You may be able to lower your interest rate (and thus the amount you’ll pay in interest over the life of the loan) by paying “points.” A point is equal to one percentage of your loan value. So if you’re borrowing $200,000, a point would be $2,000. You can often reduce your loan’s interest rate by about 0.25% or so per point paid. This can be well worth it — as long as you expect to be in the home long enough to break even. If you’re saving $40 per month by paying a $2,000 point, dividend $2,000 by $40 and you’ll get 50, meaning that it will take 50 months before you break even.
Don’t take cash out
Many people refinance to cash out some of their home equity, but it’s generally best not to do so. As an example, imagine that your home is worth about $300,000. If you currently owe $150,000 on it and have $150,000 in home equity, you might refinance into a new $200,000 loan, keeping about $50,000 in cash. The cash is nice — and with current low interest rates it’s an inexpensive way to borrow money — but you’ve now set yourself up with a bigger mortgage and you have less home equity. Think carefully about whether it’s worth it. If you’re going to use the cash to pay off high-interest rate credit card debt, for example, that’s a smart money move. Know, too, that cash-out refinancings can carry higher interest rates than ones without cash-outs.
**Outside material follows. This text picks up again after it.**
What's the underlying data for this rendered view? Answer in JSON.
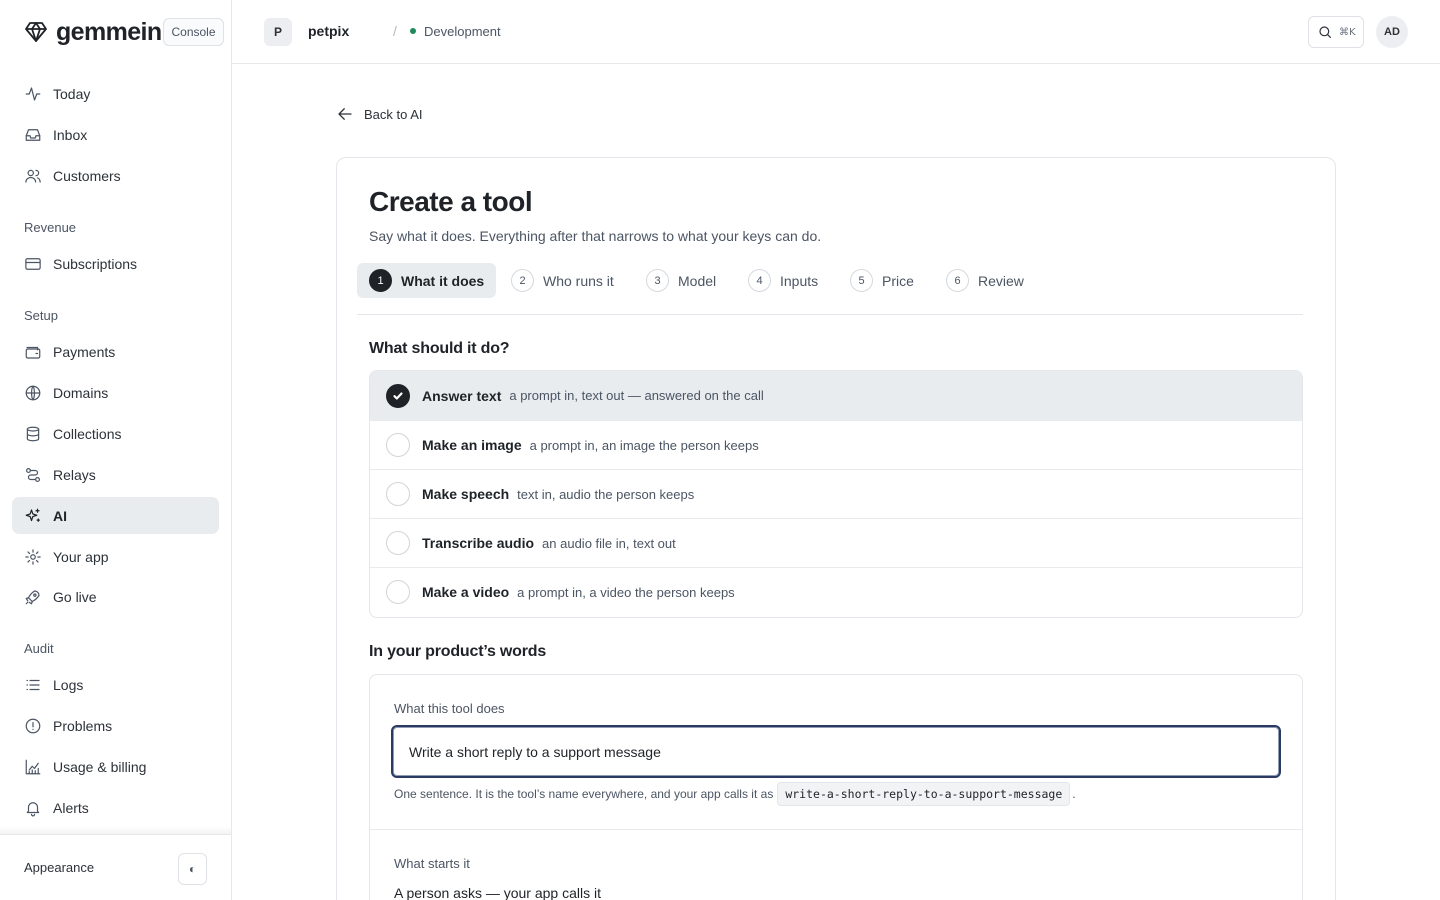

Refinancing can be a very effective way to save money — just be sure to go about the process in an informed manner, making sound choices along the way.